Kathryn Arnold’s works typically do not reference recognizable form. The results are deconstructed to the extent that meaning is shifted and possible interpretation becomes multifaceted. By rejecting objective truth and narratives, she creates a unique situation in which the viewer is confronted with the conditioning of his/her own perception and has to reconsider predisposed positioning.
What Kathryn Arnold’s paintings look like:
The colors in Arnold’s paintings are variously jewel-like or subtly muted; the paint’s texture varies: drawing the viewer in as a crescendo builds and then diminishes. In Kathryn Arnold’s own words, ” I allow for intense optical mixing as the layers build up on each other with the translucent effects integrating both on canvas and in the eye. I build up the surfaces with marks. As I work, I notice a sense of personality and emotive nature developing and pursue it. Poetic gestures reveal the diaphanous character of thoughts and associations (processes of mind) in substantial and solid form..”
- Raphael Rubenstein when writing on Kathryn’s work stated ” From Monet to Bonnard to Joan Mitchell, one of modern art’s most central traditions has been the color-rich painting that departs from the experience of landscape to travel the path to abstraction.
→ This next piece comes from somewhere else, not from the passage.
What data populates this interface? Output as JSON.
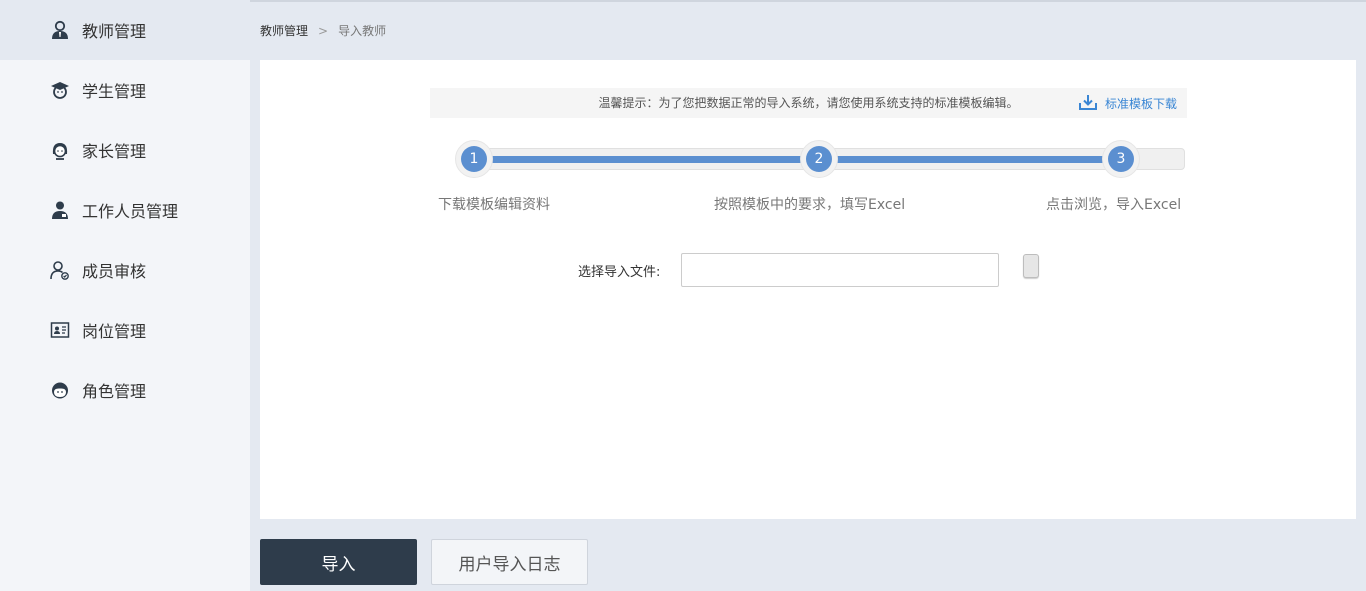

Kathryn Arnold is clearly a vigorous inheritor of this tradition.”
- Dewitt Cheng states about Kathryn Arnold’s works ” These field paintings oscillate between records of time passed creating such dense interweavings - … her profusely patterned surfaces, cross-hatching set free from representation, ask the engaged viewer to bring into focus the layers of visual cues and create totality from parts…”